When we are retained to represent a Small Business and/or its owners, we review all options available to address the debt issues. For Small Businesses which have temporary debt issues which can be solved through a reorganization, we consider a Chapter 11 Bankruptcy for the business or other options to restructure debt and allow the business to survive. Our goal is to provide our Small Business clients with all of their options when faced with debt issues.
Some things to consider about a Chapter 7 Business Bankruptcy:
- A Corporation or LLC cannot be discharged of any debt in a Chapter 7 bankruptcy case. So a Chapter 7 Business Bankruptcy is usually not a good solution for businesses which intend to operate after the bankruptcy filing or for those seeking to reduce or restructure their business debt.

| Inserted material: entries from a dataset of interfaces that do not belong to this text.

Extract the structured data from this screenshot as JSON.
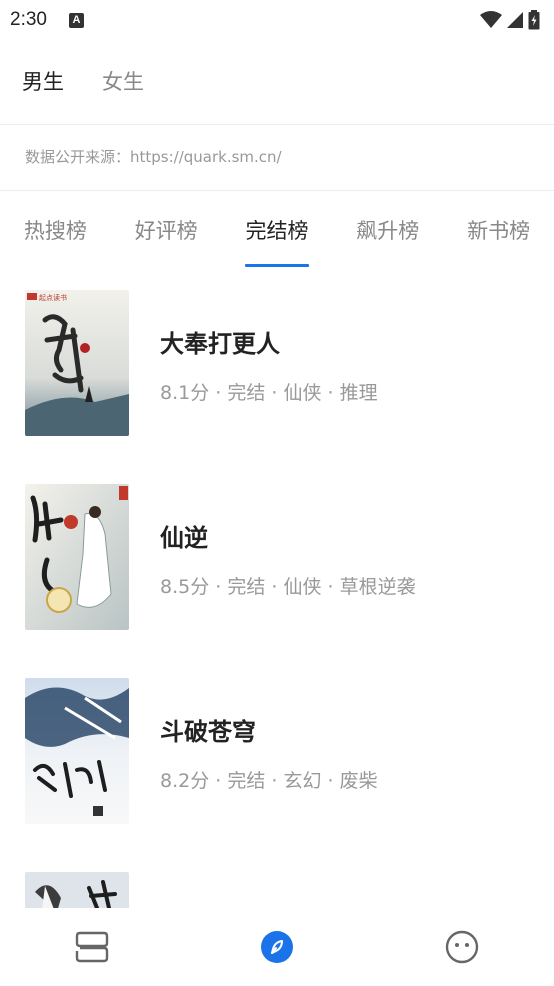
{
  "status_bar": {
    "time": "2:30",
    "notification_icon_label": "A",
    "icons": [
      "wifi-icon",
      "signal-icon",
      "battery-icon"
    ]
  },
  "gender_tabs": [
    {
      "label": "男生",
      "active": true
    },
    {
      "label": "女生",
      "active": false
    }
  ],
  "source_note": "数据公开来源：https://quark.sm.cn/",
  "rank_tabs": [
    {
      "label": "热搜榜",
      "active": false
    },
    {
      "label": "好评榜",
      "active": false
    },
    {
      "label": "完结榜",
      "active": true
    },
    {
      "label": "飙升榜",
      "active": false
    },
    {
      "label": "新书榜",
      "active": false
    }
  ],
  "books": [
    {
      "title": "大奉打更人",
      "meta": "8.1分 · 完结 · 仙侠 · 推理",
      "cover_label": "起点读书"
    },
    {
      "title": "仙逆",
      "meta": "8.5分 · 完结 · 仙侠 · 草根逆袭",
      "cover_label": ""
    },
    {
      "title": "斗破苍穹",
      "meta": "8.2分 · 完结 · 玄幻 · 废柴",
      "cover_label": ""
    },
    {
      "title": "",
      "meta": "",
      "cover_label": ""
    }
  ],
  "bottom_nav": [
    {
      "icon": "bookshelf-icon",
      "active": false
    },
    {
      "icon": "compass-icon",
      "active": true
    },
    {
      "icon": "smiley-icon",
      "active": false
    }
  ],
  "colors": {
    "accent": "#1a73e8",
    "text_primary": "#222222",
    "text_secondary": "#999999",
    "tab_inactive": "#888888"
  }
}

- In a Chapter 7 Business Bankruptcy, a Trustee is appointed to liquidate any remaining assets and allow the Business to close debt free. After the bankruptcy petition is filed, the Chapter 7 Trustee will be responsible for the assets of the corporation. The Trustee may require that any assets of the corporation be turned over to the Trustee and liquidated to pay debts. Also, the Trustee reviews recently sold assets or transfers of corporate assets.
- After a Chapter 7 Business Bankruptcy is filed, an “automatic stay” goes into effect that stops creditors from taking any further action to try to collect their debts unless or until the bankruptcy court decides to the contrary. The automatic stay is an injunction that is issued against all creditors immediately upon filing a bankruptcy petition. The “automatic stay” does not stop any creditor from proceeding against an individual who signs a personal guarantee on a debt with the corporation.
- Prior to the filing of the Petition, the Corporation or LLC will be required to hold a meeting and enter a resolution to file bankruptcy. Thus, it is important that all those with a voting interest in the business review with an experienced attorney the aspects of any Bankruptcy fling.
DON’T DELAY: The single best advice that we can provide any Small Business and its owner(s) is to immediately consult with an attorney experienced in small business debt issues to know your rights, options, and to be able to make the best decisions. Your creditors have attorneys. Small business owners need one too.
The information set forth above is not legal advice which can be provided to you only after a full review and evaluation by an attorney of your particular circumstances and the remedies which may be available.